When police brutality serves as a political tool, it goes either undocumented or dismissed by the implicated authorities. Beyond physical violence, the fear inspired by police brutality is a strategic asset when it comes to break down a nonviolent movement. Civic Armor starts with the idea of delegating the legal observers’ mission to wearables which are worn by protesters and activists; the ones putting their lives at risk during demonstrations.
Civic Armor is a scenario taking place five years after the Umbrella Movement in Hong Kong, a large civil disobedience demonstration asking for more democracy. It portrays a group of activists having hacked a connected sports shirt to turn it into a copwatching tool: the Civil Rights Armor (also known as Civic Armor, in a shortened version).

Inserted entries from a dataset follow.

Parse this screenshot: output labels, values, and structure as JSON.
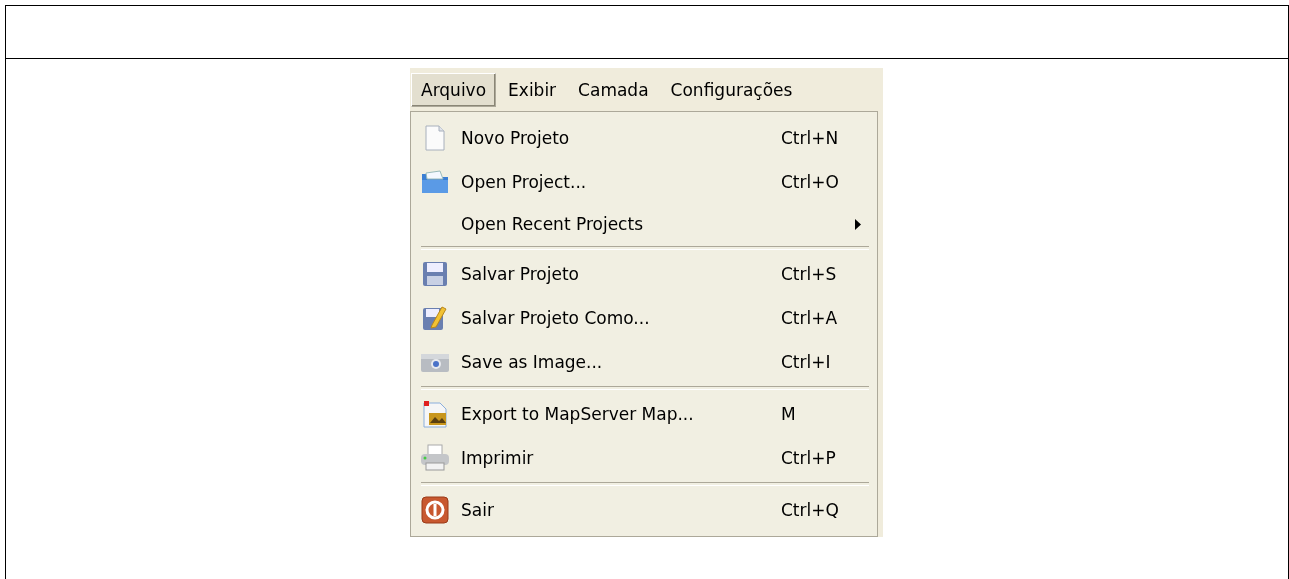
{
  "menubar": [
    {
      "label": "Arquivo",
      "selected": true
    },
    {
      "label": "Exibir",
      "selected": false
    },
    {
      "label": "Camada",
      "selected": false
    },
    {
      "label": "Configurações",
      "selected": false
    }
  ],
  "menu": [
    {
      "kind": "item",
      "label": "Novo Projeto",
      "shortcut": "Ctrl+N"
    },
    {
      "kind": "item",
      "label": "Open Project...",
      "shortcut": "Ctrl+O"
    },
    {
      "kind": "submenu",
      "label": "Open Recent Projects"
    },
    {
      "kind": "separator"
    },
    {
      "kind": "item",
      "label": "Salvar Projeto",
      "shortcut": "Ctrl+S"
    },
    {
      "kind": "item",
      "label": "Salvar Projeto Como...",
      "shortcut": "Ctrl+A"
    },
    {
      "kind": "item",
      "label": "Save as Image...",
      "shortcut": "Ctrl+I"
    },
    {
      "kind": "separator"
    },
    {
      "kind": "item",
      "label": "Export to MapServer Map...",
      "shortcut": "M"
    },
    {
      "kind": "item",
      "label": "Imprimir",
      "shortcut": "Ctrl+P"
    },
    {
      "kind": "separator"
    },
    {
      "kind": "item",
      "label": "Sair",
      "shortcut": "Ctrl+Q"
    }
  ]
}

The hacked version of the wearable uses the connected abilities of the original model to livestream vitals of the user. In the basic version, when the wearable sensors detect that the wearer is assaulted by the police – suffocating from tear gas or being beaten – the shirt sends a distress signal online. Members of the community oversee each other, spotting distress tweets or emergency messages reporting endangered peers.
The Civil Right Armor is intended to:
– Foster coordination between protesters by sending help to the ones being assaulted.
– Document police brutality on an online platform to expose it. The recorded data can be reused by NGOs to map and highlight political violence.
With this concealed wearable, activists hope that fear might switch sides.
MODE OF DISOBEDIENCE
Civic Armor envisages how a wearable can support civil disobedience. The users are disobeying to the terms of condition of the wearable to transform it into an adversarial tech. Then, the wearable starts to disobey to its primary mission – quantifying vitals to improve physical performances – to become a weapon of choice when it comes to denounce authoritarian powers.